In London last June, an Israeli voice of world-class beauty rang out in the storied Wigmore Hall, part a concert of Italian Baroque, Ladino, Hebrew and cantorial music. 34-year-old countertenor Yaniv d’Or, who studied at Jerusalem’s Rubin Academy and the UK’s Guildhall School of Music, “enthralled” one English critic with his “smooth toned, powerfully resilient” voice.
Indeed, live recordings from that concert of music by Claudio Monteverdi and Benjamin Britten reveal a lovely tone without the technical faults found in some other countertenors, such as breathiness, hooting, or tonal unsteadiness. Instead, in the British tradition of countertenor singing from Alfred Deller to Michael Chance, d’Or produces a musically sophisticated, pellucid sound that incarnates an artistic ideal.
On May 4, d’Or performs at the Staatstheater Wiesbaden, Germany in “The Child Dreams,” a 2010 opera by Gil Shohat adapted from a play by the Israeli author Hanoch Levin. “The Child Dreams” was inspired by the 1939 MS St. Louis tragedy, in which a boatload of German Jews was refused entry by Cuba, the United States and Canada, and returned to their deaths in Nazi Germany.
Later in May, d’Or will sing of a more distant tragedy when he stars in a New Israeli Opera, Tel Aviv production of Gluck’s “Orfeo ed Euridice.” These ten performances, scheduled from May 11 until May 25, should exemplify how d’Or’s voice register can be soothingly beautiful in music which is transformatively conscious of pain and loss. Nor is Yaniv d’Or the only promising such talent in the Holy Land. Countertenor Alon Harari, a graduate of Tel Aviv’s Buchmann-Mehta School of Music has a voice of operatic richness and a strong stage presence. Harari has performed in opera houses from Glasgow to Vilnius and has recorded Mozart’s opera “Apollo et Hyacinthus” for Brilliant Classics.
Some listeners might date the current local interest in countertenors back to the multifaceted Israeli variety artist David D’Or, born in 1965, who can turn a melody such as “Avinu Malchenu” into a drama with the dimensions of a Broadway musical. Yet centuries ago, Ladino music was rich with material written for countertenor performance, as we are reminded by the vigorous renditions of Emil Zrihan. Born in Rabat, Morocco, Zrihan moved with his family to Israel at age nine, and currently serves as cantor at a synagogue in Ashkelon.
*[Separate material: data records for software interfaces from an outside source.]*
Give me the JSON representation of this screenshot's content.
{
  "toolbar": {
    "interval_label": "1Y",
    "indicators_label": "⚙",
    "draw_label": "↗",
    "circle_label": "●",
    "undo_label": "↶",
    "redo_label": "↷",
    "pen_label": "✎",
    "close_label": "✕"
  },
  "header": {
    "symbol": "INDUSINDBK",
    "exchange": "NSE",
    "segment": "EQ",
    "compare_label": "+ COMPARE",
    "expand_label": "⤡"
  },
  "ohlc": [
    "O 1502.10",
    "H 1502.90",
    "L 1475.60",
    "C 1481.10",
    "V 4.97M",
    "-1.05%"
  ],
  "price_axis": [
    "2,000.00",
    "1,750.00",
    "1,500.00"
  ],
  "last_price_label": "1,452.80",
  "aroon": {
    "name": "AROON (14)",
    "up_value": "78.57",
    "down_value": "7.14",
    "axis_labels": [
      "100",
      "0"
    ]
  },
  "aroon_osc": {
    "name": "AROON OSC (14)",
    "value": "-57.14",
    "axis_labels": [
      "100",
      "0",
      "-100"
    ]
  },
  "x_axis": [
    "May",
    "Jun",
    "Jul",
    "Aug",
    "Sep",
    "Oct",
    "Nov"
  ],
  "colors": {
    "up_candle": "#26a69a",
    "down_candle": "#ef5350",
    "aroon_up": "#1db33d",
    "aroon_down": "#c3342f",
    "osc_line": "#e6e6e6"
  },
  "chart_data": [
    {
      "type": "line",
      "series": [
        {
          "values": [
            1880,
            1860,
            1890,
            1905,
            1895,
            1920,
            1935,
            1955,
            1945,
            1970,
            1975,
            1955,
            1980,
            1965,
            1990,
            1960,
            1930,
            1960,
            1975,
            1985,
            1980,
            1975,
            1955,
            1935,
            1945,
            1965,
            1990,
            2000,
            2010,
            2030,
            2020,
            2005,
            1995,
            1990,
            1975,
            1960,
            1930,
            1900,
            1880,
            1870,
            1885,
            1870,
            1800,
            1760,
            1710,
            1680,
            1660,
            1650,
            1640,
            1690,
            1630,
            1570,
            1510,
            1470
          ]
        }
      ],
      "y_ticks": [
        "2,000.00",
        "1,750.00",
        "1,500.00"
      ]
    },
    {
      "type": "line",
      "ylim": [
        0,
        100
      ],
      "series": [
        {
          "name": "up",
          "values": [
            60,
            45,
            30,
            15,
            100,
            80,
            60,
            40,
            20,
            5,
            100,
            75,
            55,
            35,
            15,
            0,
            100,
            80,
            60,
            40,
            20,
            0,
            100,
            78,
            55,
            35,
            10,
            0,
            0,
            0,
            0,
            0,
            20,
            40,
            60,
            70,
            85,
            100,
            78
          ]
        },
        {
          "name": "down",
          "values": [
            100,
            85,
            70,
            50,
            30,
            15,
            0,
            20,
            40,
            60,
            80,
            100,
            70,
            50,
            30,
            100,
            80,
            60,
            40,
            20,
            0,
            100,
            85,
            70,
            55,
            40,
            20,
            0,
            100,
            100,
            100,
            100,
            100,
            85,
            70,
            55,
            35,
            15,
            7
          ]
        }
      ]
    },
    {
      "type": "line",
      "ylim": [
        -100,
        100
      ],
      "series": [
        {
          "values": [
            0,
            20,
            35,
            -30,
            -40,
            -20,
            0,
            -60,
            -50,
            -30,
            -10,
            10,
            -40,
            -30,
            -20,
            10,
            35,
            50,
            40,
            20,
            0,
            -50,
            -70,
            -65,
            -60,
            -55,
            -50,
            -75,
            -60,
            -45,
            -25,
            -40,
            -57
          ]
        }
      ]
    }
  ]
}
Voice of the Jewish past, Israeli countertenors are also clearly voices of the future.
Listen to Yaniv d’Or in the beloved Sephardic song “Adio Querida” in 2011.
Watch Alon Harari sing an aria by Pergolesi in 2009.
And watch Harari with an instrumental ensemble in 2010, singing music by Handel.